Firefighters are still battling to bring the Smethwick blaze under control amid the devastation, with some standing on the remains of burnt recycled material to hose down the fire.
The Government has spent £25 000 on a report into sky lanterns which found they are a significant fire risk, may hamper search and rescue services, and could pose a danger to aeroplanes.
They also pose a risk to cattle that could be injured by them – yet the government has decided to do nothing. After the Smethwick fire, Ministers must look at this issue again.
West Midlands Fire Service said firefighters have reduced the blaze in Smethwick to a third its original size.
Our firefighters have now managed to get the #smethwickfire down to a third the size of what it was at its height.
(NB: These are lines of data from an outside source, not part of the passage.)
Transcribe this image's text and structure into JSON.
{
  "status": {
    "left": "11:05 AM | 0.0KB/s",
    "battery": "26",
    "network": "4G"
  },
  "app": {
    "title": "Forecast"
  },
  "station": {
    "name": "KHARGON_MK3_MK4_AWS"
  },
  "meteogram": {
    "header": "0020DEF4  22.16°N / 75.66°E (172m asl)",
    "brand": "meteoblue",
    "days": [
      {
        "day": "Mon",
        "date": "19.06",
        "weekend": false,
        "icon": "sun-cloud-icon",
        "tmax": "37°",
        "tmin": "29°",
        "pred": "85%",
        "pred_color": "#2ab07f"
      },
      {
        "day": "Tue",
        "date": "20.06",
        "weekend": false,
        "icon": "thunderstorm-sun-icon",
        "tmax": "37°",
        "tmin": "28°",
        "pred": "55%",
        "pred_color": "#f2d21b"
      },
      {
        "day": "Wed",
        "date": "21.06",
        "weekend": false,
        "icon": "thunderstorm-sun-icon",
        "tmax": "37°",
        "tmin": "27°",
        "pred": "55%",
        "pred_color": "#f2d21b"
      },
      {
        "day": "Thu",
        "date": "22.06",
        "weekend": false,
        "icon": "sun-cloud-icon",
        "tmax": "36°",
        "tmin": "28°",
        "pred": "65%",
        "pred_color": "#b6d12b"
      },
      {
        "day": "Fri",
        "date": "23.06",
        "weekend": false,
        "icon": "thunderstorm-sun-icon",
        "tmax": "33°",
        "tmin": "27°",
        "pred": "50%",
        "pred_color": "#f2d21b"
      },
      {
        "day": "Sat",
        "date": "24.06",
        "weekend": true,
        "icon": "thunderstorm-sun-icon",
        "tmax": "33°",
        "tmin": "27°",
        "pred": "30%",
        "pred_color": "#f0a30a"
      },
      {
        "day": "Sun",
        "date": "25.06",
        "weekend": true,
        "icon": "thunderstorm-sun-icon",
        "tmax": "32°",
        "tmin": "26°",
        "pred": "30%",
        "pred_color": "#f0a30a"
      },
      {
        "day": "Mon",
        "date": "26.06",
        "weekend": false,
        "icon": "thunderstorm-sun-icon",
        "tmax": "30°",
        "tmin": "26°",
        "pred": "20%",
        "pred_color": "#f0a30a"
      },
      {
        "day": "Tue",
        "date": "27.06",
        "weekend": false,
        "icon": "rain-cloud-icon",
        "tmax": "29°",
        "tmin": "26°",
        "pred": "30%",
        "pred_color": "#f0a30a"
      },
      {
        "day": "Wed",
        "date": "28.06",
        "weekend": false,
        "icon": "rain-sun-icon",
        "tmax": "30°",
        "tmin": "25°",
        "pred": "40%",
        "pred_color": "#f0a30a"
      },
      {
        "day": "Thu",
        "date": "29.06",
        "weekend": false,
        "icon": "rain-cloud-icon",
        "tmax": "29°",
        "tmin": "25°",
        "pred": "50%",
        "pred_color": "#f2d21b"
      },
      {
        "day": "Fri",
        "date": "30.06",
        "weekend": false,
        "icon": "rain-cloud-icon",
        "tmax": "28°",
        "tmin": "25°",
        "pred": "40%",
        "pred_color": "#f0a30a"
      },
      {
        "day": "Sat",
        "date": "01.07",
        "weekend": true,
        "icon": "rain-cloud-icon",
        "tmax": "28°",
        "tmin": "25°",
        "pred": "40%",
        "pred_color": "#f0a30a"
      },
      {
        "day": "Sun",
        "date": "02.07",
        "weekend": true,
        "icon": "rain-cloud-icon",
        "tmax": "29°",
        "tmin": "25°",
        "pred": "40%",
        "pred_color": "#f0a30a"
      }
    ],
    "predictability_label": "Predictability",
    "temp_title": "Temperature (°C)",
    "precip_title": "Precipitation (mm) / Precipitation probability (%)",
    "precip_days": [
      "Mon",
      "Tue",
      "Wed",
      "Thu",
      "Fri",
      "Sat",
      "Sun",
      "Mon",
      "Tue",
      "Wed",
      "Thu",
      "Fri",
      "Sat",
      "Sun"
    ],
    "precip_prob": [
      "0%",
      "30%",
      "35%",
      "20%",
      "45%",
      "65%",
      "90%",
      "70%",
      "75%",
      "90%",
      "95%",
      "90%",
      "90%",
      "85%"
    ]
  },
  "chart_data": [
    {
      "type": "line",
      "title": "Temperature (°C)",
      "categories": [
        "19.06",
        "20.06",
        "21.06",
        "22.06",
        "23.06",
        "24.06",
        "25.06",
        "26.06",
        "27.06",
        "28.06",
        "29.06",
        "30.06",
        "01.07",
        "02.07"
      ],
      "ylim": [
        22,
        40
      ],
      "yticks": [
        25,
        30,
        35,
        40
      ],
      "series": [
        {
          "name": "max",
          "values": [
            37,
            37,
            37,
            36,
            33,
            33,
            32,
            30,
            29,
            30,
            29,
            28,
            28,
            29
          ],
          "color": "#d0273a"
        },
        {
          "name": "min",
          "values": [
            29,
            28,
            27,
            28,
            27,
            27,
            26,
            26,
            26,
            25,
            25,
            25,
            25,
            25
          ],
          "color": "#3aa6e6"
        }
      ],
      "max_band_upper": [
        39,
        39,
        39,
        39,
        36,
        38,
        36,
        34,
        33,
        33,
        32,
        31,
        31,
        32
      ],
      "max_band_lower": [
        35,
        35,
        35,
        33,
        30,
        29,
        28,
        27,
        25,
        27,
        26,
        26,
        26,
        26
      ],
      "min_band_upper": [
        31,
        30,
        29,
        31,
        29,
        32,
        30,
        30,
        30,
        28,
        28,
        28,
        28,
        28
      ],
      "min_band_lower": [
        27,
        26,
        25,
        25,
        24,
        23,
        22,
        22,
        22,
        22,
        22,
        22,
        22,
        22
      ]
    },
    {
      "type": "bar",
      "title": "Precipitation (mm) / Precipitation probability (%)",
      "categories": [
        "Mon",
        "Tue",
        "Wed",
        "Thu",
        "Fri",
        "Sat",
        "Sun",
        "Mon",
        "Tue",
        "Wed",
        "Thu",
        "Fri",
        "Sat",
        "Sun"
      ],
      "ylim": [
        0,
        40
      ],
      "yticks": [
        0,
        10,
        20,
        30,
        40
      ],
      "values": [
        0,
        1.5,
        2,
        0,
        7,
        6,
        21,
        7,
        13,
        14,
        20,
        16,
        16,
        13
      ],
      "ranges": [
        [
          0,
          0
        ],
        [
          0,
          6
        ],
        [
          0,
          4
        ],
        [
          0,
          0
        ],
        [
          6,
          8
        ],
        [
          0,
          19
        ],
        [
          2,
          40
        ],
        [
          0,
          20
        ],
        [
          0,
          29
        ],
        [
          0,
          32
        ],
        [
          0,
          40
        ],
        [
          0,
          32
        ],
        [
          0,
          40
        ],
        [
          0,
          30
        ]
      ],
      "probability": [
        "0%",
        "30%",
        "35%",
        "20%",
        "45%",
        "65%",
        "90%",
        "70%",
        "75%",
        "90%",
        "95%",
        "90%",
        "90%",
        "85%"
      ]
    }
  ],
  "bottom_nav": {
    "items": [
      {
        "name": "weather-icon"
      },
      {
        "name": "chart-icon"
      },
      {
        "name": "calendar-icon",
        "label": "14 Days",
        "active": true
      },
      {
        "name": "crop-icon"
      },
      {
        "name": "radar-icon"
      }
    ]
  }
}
But still loads to do...
West Midlands Fire Service has called for an urgent review of the legislation regarding the use of "airborne fire lanterns".
There is evidence of them causing fires, wasting emergency services’ time, being mistaken for distress flares, misleading pilots and causing environmental damage.They also pose a risk to livestock, agriculture, camping activities, recycling sites and hazardous material sites.
The risk of further fires can only increase as the lanterns become more popular.
We do not support the use of these devices, and ask that members of the public and event organisers stop using them.
The brigade posted a statement on its website in response to what it described as "one of the biggest fires in its history in Smethwick, believed to have been started by a Chinese lantern at around 11pm last night.
Twitter users have taken to the social networking site, reflecting the size and extent of the fire in Smethwick:
Fire still burning at Jayplas Recycling Plant in Smethwick - thoughts are with the 11 injured firefighters.
Ash cloud only just starting to clear from Smethwick & we're a good 5/10 miles away in Aston it was like it was a minute away was that bad.
The West Midlands Fire and Rescue Service has confirmed that 100,000 tonnes of recycling material is ablaze in Smethwick.
That equates to:
- Four HMS Ark Royals at 22,000 tonnes each
- 769 Boeing 747s
- More than 13 Eiffel Towers
Chief Fire Officer Vij Randeniya, says CCTV cameras nearby have picked up a Chinese lantern landing on the recycling plant on Dartmouth Road.
A total of 11 firefighters have been treated by ambulance crews for a variety of minor injuries, include heat exhaustion and minor burns.
Local residents continue to be asked to keep doors and windows shut as a precaution, but there is not thought to be any risk to health from the fire.
The Chief Fire Officer for the West Midlands Fire Service, Vij Randeniya, has announced that the Smethwick blaze was caused by a Chinese lantern landing on recycling material.
The lantern, which is yet to be investigated by West Midlands Fire Service, was caught on CCTV hovering over the plant on Dartmouth Road.